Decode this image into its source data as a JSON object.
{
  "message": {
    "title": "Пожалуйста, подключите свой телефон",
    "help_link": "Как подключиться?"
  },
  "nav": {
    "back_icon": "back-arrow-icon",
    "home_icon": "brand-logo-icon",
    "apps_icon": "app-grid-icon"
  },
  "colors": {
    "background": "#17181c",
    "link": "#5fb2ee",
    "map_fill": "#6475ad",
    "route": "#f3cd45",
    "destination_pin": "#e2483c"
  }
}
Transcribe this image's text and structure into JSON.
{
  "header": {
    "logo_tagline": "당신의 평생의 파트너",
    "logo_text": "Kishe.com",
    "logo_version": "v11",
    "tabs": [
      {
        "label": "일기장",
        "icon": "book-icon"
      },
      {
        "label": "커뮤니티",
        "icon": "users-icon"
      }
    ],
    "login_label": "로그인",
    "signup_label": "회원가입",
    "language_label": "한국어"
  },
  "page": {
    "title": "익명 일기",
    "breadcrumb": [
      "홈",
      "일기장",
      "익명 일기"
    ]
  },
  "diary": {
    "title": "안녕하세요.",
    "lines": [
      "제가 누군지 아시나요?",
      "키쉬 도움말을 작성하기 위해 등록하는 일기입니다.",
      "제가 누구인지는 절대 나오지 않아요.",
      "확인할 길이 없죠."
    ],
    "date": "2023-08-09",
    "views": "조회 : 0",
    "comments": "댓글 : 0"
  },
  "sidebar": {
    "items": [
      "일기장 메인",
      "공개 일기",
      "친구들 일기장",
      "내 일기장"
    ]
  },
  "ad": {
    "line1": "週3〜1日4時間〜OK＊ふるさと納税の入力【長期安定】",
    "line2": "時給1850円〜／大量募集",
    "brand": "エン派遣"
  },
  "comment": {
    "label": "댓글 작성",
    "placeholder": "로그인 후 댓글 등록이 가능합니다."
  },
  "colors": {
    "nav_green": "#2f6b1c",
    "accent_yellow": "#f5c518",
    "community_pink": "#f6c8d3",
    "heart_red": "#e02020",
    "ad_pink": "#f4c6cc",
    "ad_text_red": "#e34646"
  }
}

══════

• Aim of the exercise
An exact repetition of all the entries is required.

• Written answer
Decode this image into its source data as a JSON object.
{
  "message": {
    "title": "Пожалуйста, подключите свой телефон",
    "help_link": "Как подключиться?"
  },
  "nav": {
    "back_icon": "back-arrow-icon",
    "home_icon": "brand-logo-icon",
    "apps_icon": "app-grid-icon"
  },
  "colors": {
    "background": "#17181c",
    "link": "#5fb2ee",
    "map_fill": "#6475ad",
    "route": "#f3cd45",
    "destination_pin": "#e2483c"
  }
}
Transcribe this image's text and structure into JSON.
{
  "header": {
    "logo_tagline": "당신의 평생의 파트너",
    "logo_text": "Kishe.com",
    "logo_version": "v11",
    "tabs": [
      {
        "label": "일기장",
        "icon": "book-icon"
      },
      {
        "label": "커뮤니티",
        "icon": "users-icon"
      }
    ],
    "login_label": "로그인",
    "signup_label": "회원가입",
    "language_label": "한국어"
  },
  "page": {
    "title": "익명 일기",
    "breadcrumb": [
      "홈",
      "일기장",
      "익명 일기"
    ]
  },
  "diary": {
    "title": "안녕하세요.",
    "lines": [
      "제가 누군지 아시나요?",
      "키쉬 도움말을 작성하기 위해 등록하는 일기입니다.",
      "제가 누구인지는 절대 나오지 않아요.",
      "확인할 길이 없죠."
    ],
    "date": "2023-08-09",
    "views": "조회 : 0",
    "comments": "댓글 : 0"
  },
  "sidebar": {
    "items": [
      "일기장 메인",
      "공개 일기",
      "친구들 일기장",
      "내 일기장"
    ]
  },
  "ad": {
    "line1": "週3〜1日4時間〜OK＊ふるさと納税の入力【長期安定】",
    "line2": "時給1850円〜／大量募集",
    "brand": "エン派遣"
  },
  "comment": {
    "label": "댓글 작성",
    "placeholder": "로그인 후 댓글 등록이 가능합니다."
  },
  "colors": {
    "nav_green": "#2f6b1c",
    "accent_yellow": "#f5c518",
    "community_pink": "#f6c8d3",
    "heart_red": "#e02020",
    "ad_pink": "#f4c6cc",
    "ad_text_red": "#e34646"
  }
}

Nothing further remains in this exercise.